**WORK INSTRUCTIONS:** Give all of the data again exactly as written, omitting every image.

[Dataset rows describing interfaces]
┄┄┄┄┄┄┄┄┄┄┄┄┄┄┄┄┄┄┄┄

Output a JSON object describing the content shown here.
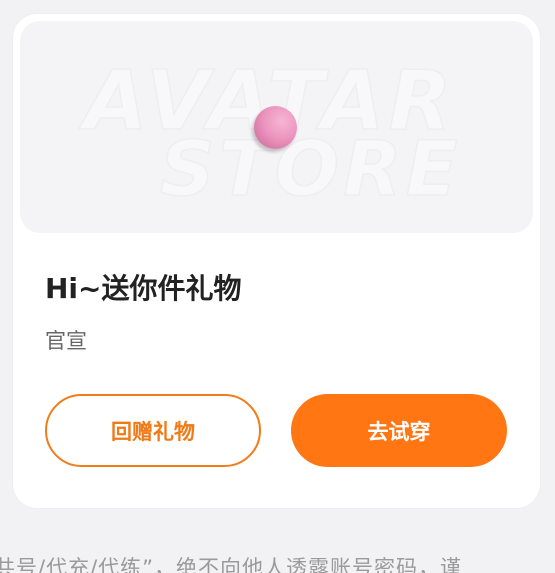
{
  "banner": {
    "watermark_line1": "AVATAR",
    "watermark_line2": "STORE"
  },
  "gift": {
    "title": "Hi~送你件礼物",
    "sender": "官宣"
  },
  "actions": {
    "return_gift_label": "回赠礼物",
    "try_on_label": "去试穿"
  },
  "footer": {
    "notice": "共号/代充/代练”，绝不向他人透露账号密码，谨"
  },
  "colors": {
    "accent": "#ff7613",
    "outline": "#f07d1a"
  }
}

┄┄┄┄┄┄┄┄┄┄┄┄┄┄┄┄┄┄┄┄

**SOLUTION TO THE PROBLEM:**
Output a JSON object describing the content shown here.
{
  "banner": {
    "watermark_line1": "AVATAR",
    "watermark_line2": "STORE"
  },
  "gift": {
    "title": "Hi~送你件礼物",
    "sender": "官宣"
  },
  "actions": {
    "return_gift_label": "回赠礼物",
    "try_on_label": "去试穿"
  },
  "footer": {
    "notice": "共号/代充/代练”，绝不向他人透露账号密码，谨"
  },
  "colors": {
    "accent": "#ff7613",
    "outline": "#f07d1a"
  }
}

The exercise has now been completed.